The weather was deteriorating (or improving depending on which way you look at it) so we formed two groups of 4+ strong each, and took turns and as such, fluidly arriving to the Placerville turn-off and the General Store. Becca decided to keep going (kids waiting/motherly instinct), while I stayed with the Bros. The Bros left, I with them, and not surprisingly, I found myself hanging on by the skin of my teeth, as Scott, Max and Tim were laying down some serious pulls at the front. For some reason, Tim would get to the front and no matter what my place in line was, whether 3rd or 4th, I could not hang.

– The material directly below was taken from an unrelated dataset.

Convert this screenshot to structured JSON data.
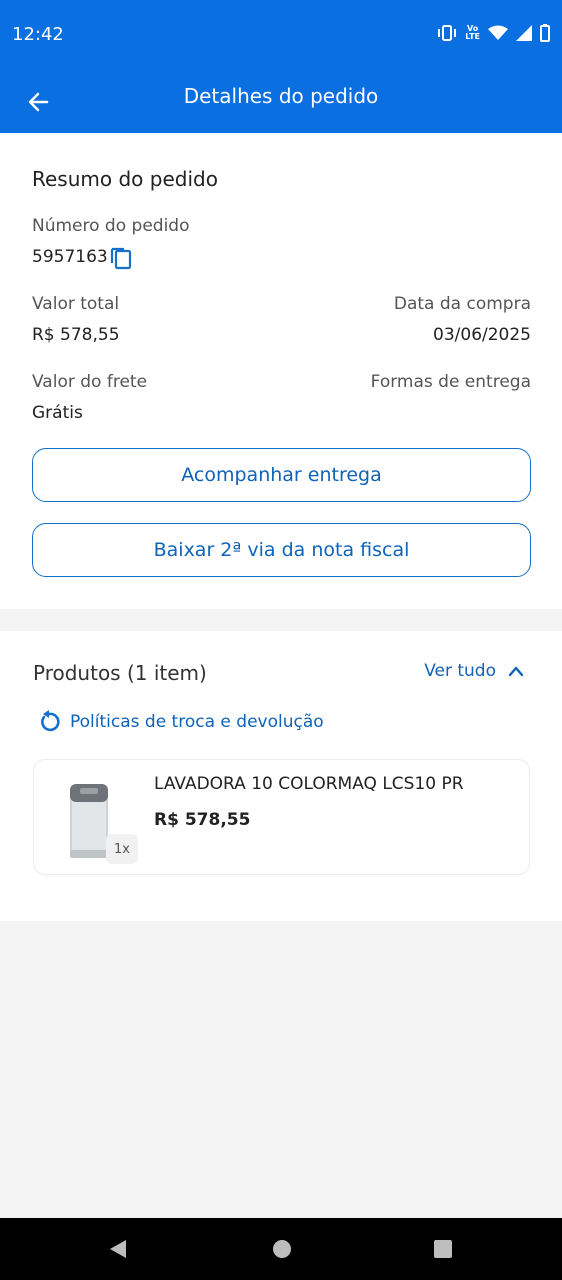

The man was driving it and I was behind, betrayed by the drafting concept I strongly believed in…hallucinating. It truly showed the form the man has this early in the season. Thank you Tim! It’s been a while since I’ve transcended to that “Happy Place” and I appreciate you reconnecting me with it.
Well, we rode like this, up valley to the Concrete Boob where up ahead we spotted the pink jacket hosted by my wife Becca. Once marked, Max and Tim went, Scott and I remained eventually catching up to them at the turn up Deep Creek Road. Here we regrouped, Max, the good host, like a mother hen, gathering her chicks, got us together and on we went on the last leg. This road is something we have done before and we all went at it at our own paces. I really love this stretch of dirt. It’s steep but beautiful and rides along the creek. The sound of the water kept me company as I dangled between riders; standing, seating, standing, seating. Good times although by now I was feeling the mileage. Eventually, we turned out of the canyon, the spectacular mountain views greeting us, all mysterious with their peaks shrouded by cloud and fog. Along the top road ahead I could see Becca’s pink jacket reaching the top of Airport Road.
This happened to be part of the Telluride 100 course, and I have to tell you, there is no better final leg than this stretch of road. It is truly amazing! Ride it and look around!
We reached the pavement, rain and sleet coming down in full force, so our descent down Airport Road was taken with caution, and covered faces; that frozen precipitation really stinging the face with zit popping force.
By this time we were all pretty wet and so with the glorious feeling of accomplishment, we took the bike path all the way back to town. The boys went for pints at Brown Dog, while I went home and had two bowls of cereal and a steam shower.
I just woke up now from a sickly nap, feeling the glory of one of the best and most memorable rides I have done here.
Thank you Max, Hilary and the rest of the group!